Use Your Time Well - 9 Tips for Reducing The Busy Burden
My former husband used to complain that I had more free time than he did. I resisted the urge to point out that he had the exact same 24 hours per day as I did. It is true, though, that many of us feel that we are too busy and have too much to do while others, with the same amount on their plate, always seem to have available time.
Did you know that:
Well educated American women have less leisure time than they did in 1965 and nearly 11 hours less per week than women who did not graduate from high school.
Men with a college degree saw their leisure time drop by six hours between 1985 and 2005.
60% of those who use smartphones are connected to work for 13.5 hours or more a day.
We are distracted:
It is estimated that we lose as much as 40% of our productivity when we try to multi-task.
Cell phones are involved in 1.6 million auto crashes each year that cause a half million injuries and take 6,000 lives.
And we are not getting enough sleep:
Chernobyl, Three Mile Island, the Exxon Valdez, and the explosion of the Challenger have all been partially attributed to sleep deprivation as well as more than 100,000 police reported automobile crashes each year.
Medical residents, flight crews, and long distance truck drivers all have more requirements around how long their shifts can be and how much down time there is between shifts than there used to be.

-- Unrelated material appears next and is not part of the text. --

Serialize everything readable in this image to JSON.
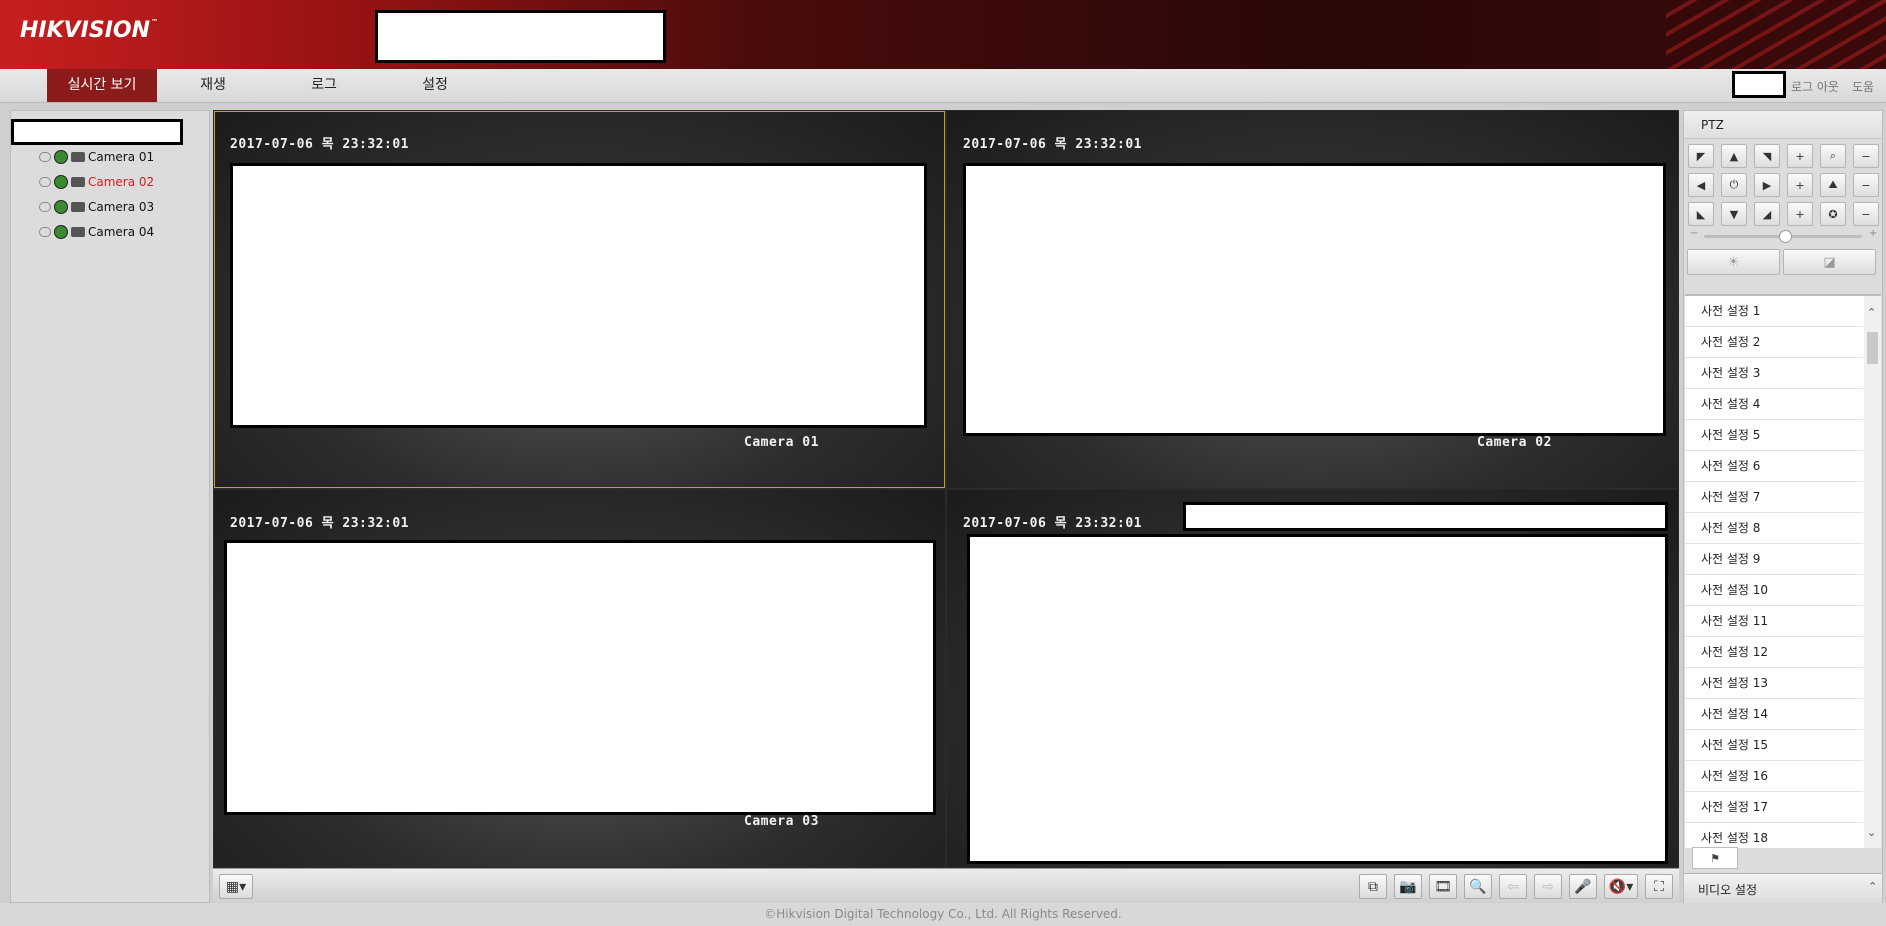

This led me to think about steps we can take to reduce our busy burden, especially at work. Here are some of my conclusions:
Keep your heart and your head where your feet are (most of the time). By staying present and engaged during the workday, we are less likely to make mistakes that require rework or to engage in miscommunications that can be costly in terms of time and money. When you need a mini-break, step away from the computer or work and meditate, stretch, enjoy looking at pictures of your family, or schedule that next vacation, imagining how soft the sand will feel underfoot. Then return fully present to the task at hand.
Sleep. When we operate with insufficient sleep, we are inefficient and ineffective. Moreover, we are more likely to make sub-optimal decisions and have accidents. Try to get seven to eight hours of sleep each night.
Step away from the device. Spending more time on our electronic devices does not lead to increased productivity. A break from them does. During the workday, take frequent five minute breaks, especially when you feel you can least afford it. At home, have device free rooms or times to fully engage your head and your heart where your feet are. Step away from your devices a couple of hours before going to sleep, to increase your likelihood of having a good nightâ€™s sleep.
Be comfortable. During the workday, good ergonomics matter. If you are uncomfortable, it is difficult to fully engage and the added stress on your body of the discomfort will show itself in sub-optimal performance. Take stretch breaks during meetings, wear shoes that allow you to participate in walking meetings, have an appropriate computer setup, and wear clothes that are comfortable.
Be grateful and be kind. Expressing gratitude and kindness to others will likely result in a team effort with work getting done more quickly and efficiently. Kindness and gratitude are also good for your brain, in fact, a feeling of gratitude will increase productivity. Even if you don't have the opportunity to express gratitude, take a moment to feel it or write it down.
Smile. When we smile at people and they smile back, they are more likely to be receptive to our request or conversation. It also improves our own mood.
Conduct healthy meetings. All too often meetings are poorly run, resulting in excessive time spent in the meetings and insufficiently defined or understood outcomes. Schedule meetings to start five minutes after the hour, enabling people to arrive on time from their previous meeting. Follow an agenda with a clearly stated purpose. End the meeting when it is over with clearly stated action items and decisions. If it is a long meeting, take stretch breaks and provide healthy snacks. If it is a small group meeting, consider a walking meeting.
Be intentional. Often people are busy because they do not focus with clear intentions on the intended outcome or plan. Be focused. Whether it is a business activity or a personal conversation, give others the gift of your complete attention and be clear of your own desired outcomes.
Decompress. Often the time in the car or on the subway is seen as lost or wasted time. Consider instead that it is an opportunity to decompress and transition from work to home. This of course means not picking up work again upon arriving at home. Find techniques that work for you during your driving or commuting times that help you make that mindset shift.
There is no question that there are many conflicting demands on many of us and many peopleâ€™s lives are tightly scheduled or often feel overwhelming. I hope in these tips, with the busy holiday season approaching, you are able to find some nuggets that are helpful. Let me know!
I have often seen projects, programs, and strategic plans fail or not be fully implemented. One of the contributing factors is often a work force that is over-stressed, unhealthy, and not committed to the end result. At the same time, corporate health and wellness programs tend to be underutilized with employees not taking advantage of available opportunities.
One common key component of successful strategic planning, successful programs, and successful project management is a fully engaged workforce. By incorporating health and wellness into these efforts, rather than having health and wellness programs as separate functions, the employees have a voice in what is included in the program and see their ability to influence corporate strategies. They are also more likely to embrace these strategies. In my experience, including employee wellness in corporate strategies demonstrates the organizationâ€™s commitment to their employees and leads to a more productive, healthier, more creative, and more engaged workforce.
My focus is working with organizations to help them grow and reach the next level.